### REQUIRED WORK
Could you return every line of the material that contains the word "from"?

### DATA IN THIS EXERCISE

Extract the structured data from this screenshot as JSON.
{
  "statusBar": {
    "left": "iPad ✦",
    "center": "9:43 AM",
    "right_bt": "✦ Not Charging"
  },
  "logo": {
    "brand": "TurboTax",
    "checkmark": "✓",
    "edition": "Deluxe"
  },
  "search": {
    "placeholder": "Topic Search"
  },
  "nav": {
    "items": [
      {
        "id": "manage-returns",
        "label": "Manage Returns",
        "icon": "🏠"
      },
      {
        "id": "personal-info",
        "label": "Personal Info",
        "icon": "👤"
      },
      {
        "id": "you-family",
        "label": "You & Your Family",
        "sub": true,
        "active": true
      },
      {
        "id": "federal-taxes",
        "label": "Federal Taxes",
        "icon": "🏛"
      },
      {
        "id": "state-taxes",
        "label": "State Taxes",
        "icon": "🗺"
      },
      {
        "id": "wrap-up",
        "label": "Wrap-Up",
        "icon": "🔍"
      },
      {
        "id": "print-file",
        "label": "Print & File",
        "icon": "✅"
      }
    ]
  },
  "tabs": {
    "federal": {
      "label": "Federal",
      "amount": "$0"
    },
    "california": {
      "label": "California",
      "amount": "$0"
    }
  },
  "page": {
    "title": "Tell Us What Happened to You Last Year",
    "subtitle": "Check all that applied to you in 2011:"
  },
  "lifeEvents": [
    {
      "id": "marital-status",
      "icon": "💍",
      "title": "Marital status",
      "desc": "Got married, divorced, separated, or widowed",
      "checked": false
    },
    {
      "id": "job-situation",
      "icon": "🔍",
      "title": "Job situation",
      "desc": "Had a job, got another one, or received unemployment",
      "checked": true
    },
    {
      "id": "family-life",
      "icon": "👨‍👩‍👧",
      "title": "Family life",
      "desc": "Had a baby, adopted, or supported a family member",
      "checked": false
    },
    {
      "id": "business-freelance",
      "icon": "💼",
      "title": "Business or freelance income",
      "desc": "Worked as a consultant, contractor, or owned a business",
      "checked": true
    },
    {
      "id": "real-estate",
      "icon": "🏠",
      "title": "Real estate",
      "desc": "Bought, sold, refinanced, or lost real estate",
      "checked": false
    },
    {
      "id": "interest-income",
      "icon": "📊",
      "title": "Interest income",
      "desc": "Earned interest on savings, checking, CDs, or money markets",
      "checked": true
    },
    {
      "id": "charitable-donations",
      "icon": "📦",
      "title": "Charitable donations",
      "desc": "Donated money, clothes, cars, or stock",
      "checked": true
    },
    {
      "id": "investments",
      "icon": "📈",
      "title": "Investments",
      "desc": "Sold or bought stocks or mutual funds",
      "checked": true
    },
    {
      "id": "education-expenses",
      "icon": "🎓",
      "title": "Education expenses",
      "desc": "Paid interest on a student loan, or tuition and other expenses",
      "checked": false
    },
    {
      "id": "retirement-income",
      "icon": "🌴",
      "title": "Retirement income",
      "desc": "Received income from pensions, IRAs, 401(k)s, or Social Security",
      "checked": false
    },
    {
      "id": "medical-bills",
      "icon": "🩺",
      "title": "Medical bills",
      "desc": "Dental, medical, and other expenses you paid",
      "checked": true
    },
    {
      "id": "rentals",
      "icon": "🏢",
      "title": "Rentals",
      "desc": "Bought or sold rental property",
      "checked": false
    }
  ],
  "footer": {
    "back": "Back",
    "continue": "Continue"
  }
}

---

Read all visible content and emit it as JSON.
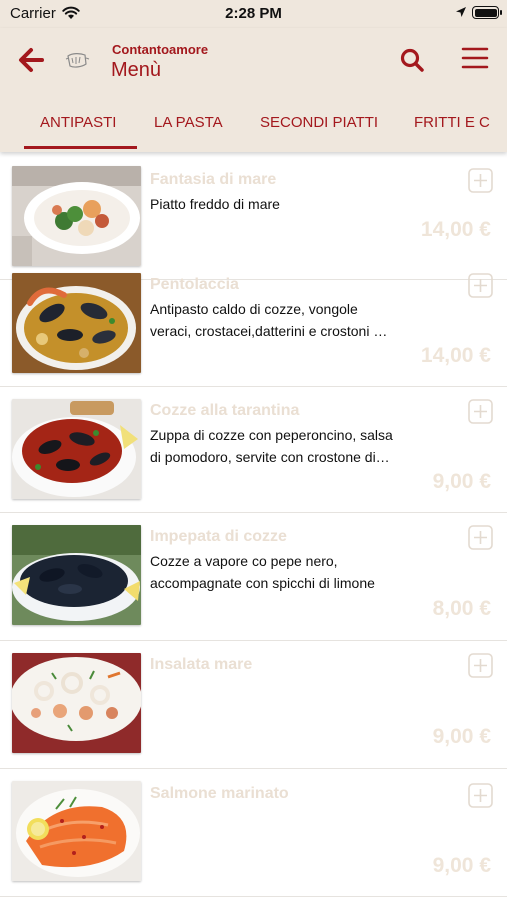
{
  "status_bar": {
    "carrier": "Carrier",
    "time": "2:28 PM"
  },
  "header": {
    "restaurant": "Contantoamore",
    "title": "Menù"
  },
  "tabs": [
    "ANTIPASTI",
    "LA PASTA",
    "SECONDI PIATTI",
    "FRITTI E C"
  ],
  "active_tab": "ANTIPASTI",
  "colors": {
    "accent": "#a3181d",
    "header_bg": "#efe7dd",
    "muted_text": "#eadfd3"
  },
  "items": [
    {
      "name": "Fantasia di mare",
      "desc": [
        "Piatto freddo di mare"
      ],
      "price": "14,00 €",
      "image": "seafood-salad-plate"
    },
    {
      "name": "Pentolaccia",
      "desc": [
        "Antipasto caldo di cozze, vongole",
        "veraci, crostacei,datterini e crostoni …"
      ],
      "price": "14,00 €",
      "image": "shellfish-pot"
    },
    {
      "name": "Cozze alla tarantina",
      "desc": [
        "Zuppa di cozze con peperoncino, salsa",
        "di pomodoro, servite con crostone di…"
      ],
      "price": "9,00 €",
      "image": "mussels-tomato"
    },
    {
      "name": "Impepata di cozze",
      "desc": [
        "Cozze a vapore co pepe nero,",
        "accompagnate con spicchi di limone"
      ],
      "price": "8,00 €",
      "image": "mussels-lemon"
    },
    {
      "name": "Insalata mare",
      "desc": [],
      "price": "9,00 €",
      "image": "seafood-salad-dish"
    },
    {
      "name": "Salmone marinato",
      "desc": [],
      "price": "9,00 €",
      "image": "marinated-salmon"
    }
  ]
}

### TASK SOLUTION
Extract the structured data from this screenshot as JSON.
      "desc": "Received income from pensions, IRAs, 401(k)s, or Social Security",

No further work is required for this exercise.